The Wall Street Journal reports on online data harvesting in ‘Scrapers’ Dig Deep for Data on the Web.
The crux of the story is something many of my generation already knew: anything you put online is public information. Companies are systematically trawling the web for data, and they are putting all the scattered bits and pieces back together. They can put your professional Linked-In account together with your personal Facebook account, along with your rants on youtube and the cell phone number on the resume you posted to Monster.com, and maybe even whatever your friend Crazy Betty tweeted about you after her bachelorette party. Yikes.
These companies “harvest online conversations and collect personal details from social-networking sites, résumé sites and online forums where people might discuss their lives.”
“Some companies collect personal information for detailed background reports on individuals, such as email addresses, cell numbers, photographs and posts on social-network sites.”
“Others offer what are known as listening services, which monitor in real time hundreds or thousands of news sources, blogs and websites to see what people are saying about specific products or topics.”
“Many scrapers and data brokers argue that if information is available online, it is fair game, no matter how personal.”
“New York-based PeekYou LLC has applied for a patent for a method that, among other things, matches people’s real names to the pseudonyms they use on blogs, Twitter and other social networks. PeekYou’s people-search website offers records of about 250 million people, primarily in the U.S. and Canada.”

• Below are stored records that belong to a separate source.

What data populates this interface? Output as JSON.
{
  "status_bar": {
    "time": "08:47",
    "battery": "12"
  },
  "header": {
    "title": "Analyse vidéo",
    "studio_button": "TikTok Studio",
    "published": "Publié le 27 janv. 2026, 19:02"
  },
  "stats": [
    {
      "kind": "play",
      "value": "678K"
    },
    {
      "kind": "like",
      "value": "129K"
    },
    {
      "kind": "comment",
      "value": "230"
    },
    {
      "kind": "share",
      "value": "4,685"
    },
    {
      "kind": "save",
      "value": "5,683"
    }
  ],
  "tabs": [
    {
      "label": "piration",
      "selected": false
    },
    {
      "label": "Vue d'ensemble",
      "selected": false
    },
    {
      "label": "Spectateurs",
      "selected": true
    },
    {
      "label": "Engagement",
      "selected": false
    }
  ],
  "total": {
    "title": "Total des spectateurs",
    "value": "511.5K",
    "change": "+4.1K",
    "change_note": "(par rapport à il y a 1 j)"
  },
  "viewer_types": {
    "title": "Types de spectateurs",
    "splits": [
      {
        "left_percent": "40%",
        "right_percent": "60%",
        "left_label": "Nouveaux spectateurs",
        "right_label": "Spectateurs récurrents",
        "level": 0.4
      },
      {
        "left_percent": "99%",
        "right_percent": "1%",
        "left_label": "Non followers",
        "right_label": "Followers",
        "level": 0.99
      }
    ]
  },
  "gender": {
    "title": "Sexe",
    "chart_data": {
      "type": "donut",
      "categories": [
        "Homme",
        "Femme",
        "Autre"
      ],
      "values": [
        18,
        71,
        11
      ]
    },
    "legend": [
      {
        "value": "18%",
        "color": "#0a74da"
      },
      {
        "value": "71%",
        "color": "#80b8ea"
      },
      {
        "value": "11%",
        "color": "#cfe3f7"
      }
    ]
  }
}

Thanks to Flowing Data for the pointer. I can’t summarize any better than they did:
“My rule of thumb: if I put anything on the Web, I’m assuming it’s public.”

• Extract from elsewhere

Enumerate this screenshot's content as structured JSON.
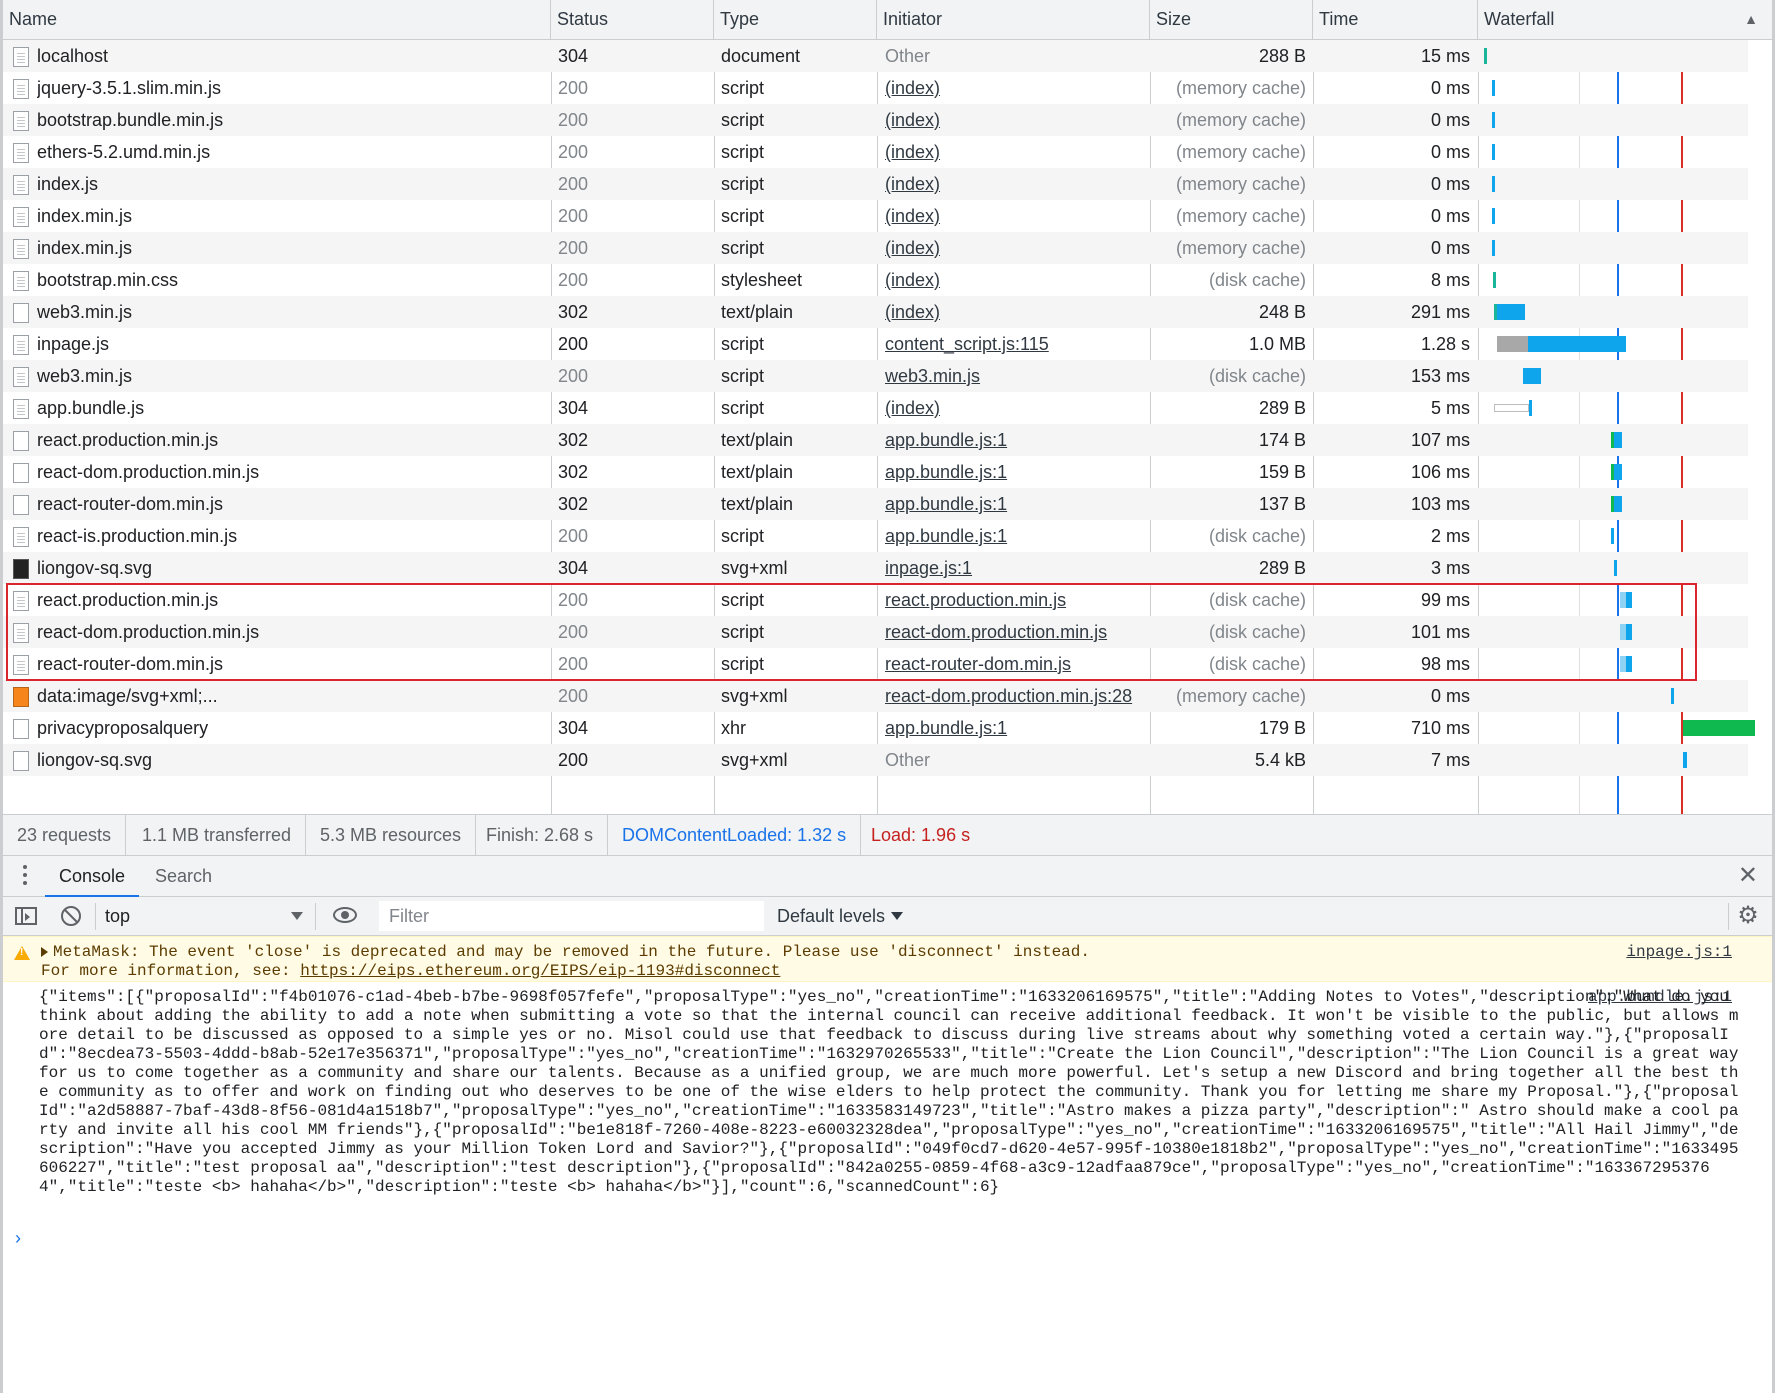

P.S. To my present and future employers: I know you’re listening, and I approve this message.